Neurofibromas are similar to schwannomas but can grow from:
- perineurial cells
- Schwann cells
- fibroblasts of the nervous system
Neurofibromas are usually benign but have a higher risk of becoming malignant compared to schwannomas.
Neurofibromas also include a more aggressive subtype known as a malignant peripheral nerve sheath tumor (MPNST). These tumors can form anywhere but often affect the legs, arms, or pelvis.
Malignant vs. benign nerve sheath tumors
It’s important to understand if your nerve sheath tumor is benign or malignant. Benign means the tumor is not cancerous. Malignant means the tumor is cancerous.
Benign tumors develop slowly. They don’t pose an urgent health risk.

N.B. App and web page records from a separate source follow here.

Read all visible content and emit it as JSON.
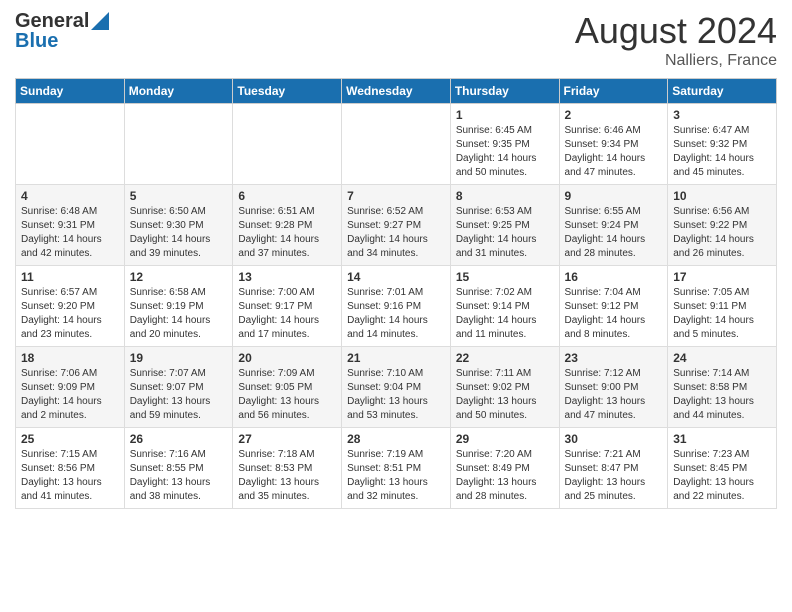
{
  "header": {
    "logo_general": "General",
    "logo_blue": "Blue",
    "month_year": "August 2024",
    "location": "Nalliers, France"
  },
  "days_of_week": [
    "Sunday",
    "Monday",
    "Tuesday",
    "Wednesday",
    "Thursday",
    "Friday",
    "Saturday"
  ],
  "weeks": [
    [
      {
        "day": "",
        "info": ""
      },
      {
        "day": "",
        "info": ""
      },
      {
        "day": "",
        "info": ""
      },
      {
        "day": "",
        "info": ""
      },
      {
        "day": "1",
        "info": "Sunrise: 6:45 AM\nSunset: 9:35 PM\nDaylight: 14 hours\nand 50 minutes."
      },
      {
        "day": "2",
        "info": "Sunrise: 6:46 AM\nSunset: 9:34 PM\nDaylight: 14 hours\nand 47 minutes."
      },
      {
        "day": "3",
        "info": "Sunrise: 6:47 AM\nSunset: 9:32 PM\nDaylight: 14 hours\nand 45 minutes."
      }
    ],
    [
      {
        "day": "4",
        "info": "Sunrise: 6:48 AM\nSunset: 9:31 PM\nDaylight: 14 hours\nand 42 minutes."
      },
      {
        "day": "5",
        "info": "Sunrise: 6:50 AM\nSunset: 9:30 PM\nDaylight: 14 hours\nand 39 minutes."
      },
      {
        "day": "6",
        "info": "Sunrise: 6:51 AM\nSunset: 9:28 PM\nDaylight: 14 hours\nand 37 minutes."
      },
      {
        "day": "7",
        "info": "Sunrise: 6:52 AM\nSunset: 9:27 PM\nDaylight: 14 hours\nand 34 minutes."
      },
      {
        "day": "8",
        "info": "Sunrise: 6:53 AM\nSunset: 9:25 PM\nDaylight: 14 hours\nand 31 minutes."
      },
      {
        "day": "9",
        "info": "Sunrise: 6:55 AM\nSunset: 9:24 PM\nDaylight: 14 hours\nand 28 minutes."
      },
      {
        "day": "10",
        "info": "Sunrise: 6:56 AM\nSunset: 9:22 PM\nDaylight: 14 hours\nand 26 minutes."
      }
    ],
    [
      {
        "day": "11",
        "info": "Sunrise: 6:57 AM\nSunset: 9:20 PM\nDaylight: 14 hours\nand 23 minutes."
      },
      {
        "day": "12",
        "info": "Sunrise: 6:58 AM\nSunset: 9:19 PM\nDaylight: 14 hours\nand 20 minutes."
      },
      {
        "day": "13",
        "info": "Sunrise: 7:00 AM\nSunset: 9:17 PM\nDaylight: 14 hours\nand 17 minutes."
      },
      {
        "day": "14",
        "info": "Sunrise: 7:01 AM\nSunset: 9:16 PM\nDaylight: 14 hours\nand 14 minutes."
      },
      {
        "day": "15",
        "info": "Sunrise: 7:02 AM\nSunset: 9:14 PM\nDaylight: 14 hours\nand 11 minutes."
      },
      {
        "day": "16",
        "info": "Sunrise: 7:04 AM\nSunset: 9:12 PM\nDaylight: 14 hours\nand 8 minutes."
      },
      {
        "day": "17",
        "info": "Sunrise: 7:05 AM\nSunset: 9:11 PM\nDaylight: 14 hours\nand 5 minutes."
      }
    ],
    [
      {
        "day": "18",
        "info": "Sunrise: 7:06 AM\nSunset: 9:09 PM\nDaylight: 14 hours\nand 2 minutes."
      },
      {
        "day": "19",
        "info": "Sunrise: 7:07 AM\nSunset: 9:07 PM\nDaylight: 13 hours\nand 59 minutes."
      },
      {
        "day": "20",
        "info": "Sunrise: 7:09 AM\nSunset: 9:05 PM\nDaylight: 13 hours\nand 56 minutes."
      },
      {
        "day": "21",
        "info": "Sunrise: 7:10 AM\nSunset: 9:04 PM\nDaylight: 13 hours\nand 53 minutes."
      },
      {
        "day": "22",
        "info": "Sunrise: 7:11 AM\nSunset: 9:02 PM\nDaylight: 13 hours\nand 50 minutes."
      },
      {
        "day": "23",
        "info": "Sunrise: 7:12 AM\nSunset: 9:00 PM\nDaylight: 13 hours\nand 47 minutes."
      },
      {
        "day": "24",
        "info": "Sunrise: 7:14 AM\nSunset: 8:58 PM\nDaylight: 13 hours\nand 44 minutes."
      }
    ],
    [
      {
        "day": "25",
        "info": "Sunrise: 7:15 AM\nSunset: 8:56 PM\nDaylight: 13 hours\nand 41 minutes."
      },
      {
        "day": "26",
        "info": "Sunrise: 7:16 AM\nSunset: 8:55 PM\nDaylight: 13 hours\nand 38 minutes."
      },
      {
        "day": "27",
        "info": "Sunrise: 7:18 AM\nSunset: 8:53 PM\nDaylight: 13 hours\nand 35 minutes."
      },
      {
        "day": "28",
        "info": "Sunrise: 7:19 AM\nSunset: 8:51 PM\nDaylight: 13 hours\nand 32 minutes."
      },
      {
        "day": "29",
        "info": "Sunrise: 7:20 AM\nSunset: 8:49 PM\nDaylight: 13 hours\nand 28 minutes."
      },
      {
        "day": "30",
        "info": "Sunrise: 7:21 AM\nSunset: 8:47 PM\nDaylight: 13 hours\nand 25 minutes."
      },
      {
        "day": "31",
        "info": "Sunrise: 7:23 AM\nSunset: 8:45 PM\nDaylight: 13 hours\nand 22 minutes."
      }
    ]
  ]
}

Although rare, malignant nerve sheath tumors grow and spread rapidly and require more aggressive treatment.
Nerve sheath tumors occur due to mutations (changes) in your genes that result in the overactivation of nerve sheath cells. Researchers aren’t sure what causes these mutations to occur. They may happen spontaneously in otherwise healthy people for unknown reasons.
Nerve sheath tumors are sometimes associated with a rare genetic condition called neurofibromatosis. There are three types of neurofibromatosis: NF1, NF2, and schwannomatosis. The
Nerve sheath tumors aren’t common. For example, experts estimate that schwannomas occur in fewer than 50,000 people in the United States.
Nerve sheath tumors can occur in people of all ages and genders. Doctors most often diagnose MPNST in
You may be at a higher risk for nerve sheath tumors if:
- You had radiation therapy to treat cancer 10 to 20 years ago.
- You have neurofibromatosis, especially NF1.
According to the National Cancer Institute (NCI), about
The symptoms of a nerve sheath tumor may include:
- facial paralysis
- numbness or tingling
- loss of hearing
- balance problems
- a lump or lumps below the skin
Schwannomas don’t always cause symptoms.
When to contact a doctor
If you have any symptoms of nerve sheath tumors or if you feel any sort of lump or nodules growing under the skin, schedule an appointment with your doctor. Though rare, MPNSTs are aggressive and spread quickly. It’s important not to delay diagnosis and treatment.
A doctor will conduct a physical exam and ask about your medical and family history. If you have any symptoms of nerve sheath tumors, your doctor will order imaging tests such as an MRI or CT scan.
If the scans reveal a tumor, your doctor may perform a biopsy. During a biopsy, a doctor uses a needle to take a small sample from the tumor. They then send the sample to a lab for testing.
Treatment for nerve sheath tumors depends on where the tumor is in your body and how quickly it’s growing. Treatment options include:
- Watch and wait: If the tumor is benign and growing slowly, your doctor will monitor it closely during regularly scheduled appointments.
- Surgery: If the tumor is growing rapidly or causing symptoms, your doctor may choose to remove it with surgery.
- Chemotherapy and radiation: For malignant tumors, your doctor may use chemotherapy combined with radiation to treat the tumor and keep it from coming back.
- Rehabilitation: You may need to work with a physical therapist to help you recover from surgery.
Nerve sheath tumors are usually benign, but you might have long-term muscle weakness or hearing loss, depending on the tumor’s location.
There’s a small risk of nerve damage with surgery. A benign tumor is
MPNST can grow and spread quickly. It may be resistant to chemotherapy and often return after treatment. According to the National Institutes of Health, MPNST has a 65% chance of coming back after surgery (recurrence) and a 40% chance of spreading (metastasis). These tumors may require aggressive treatment for the best outcome.
What is the life expectancy for people with malignant peripheral nerve sheath tumors?
According to the NCI, between
Nerve sheath tumors include schwannomas and neurofibromas. They are usually benign and may not have any symptoms.
If nerve sheath tumors press against the spinal cord or any nerves, they can cause pain, weakness, hearing loss, or paralysis. If this is the case, talk with your doctor about the risks and benefits of having it removed.
In rare cases, nerve sheath tumors can become cancerous and may require aggressive treatment.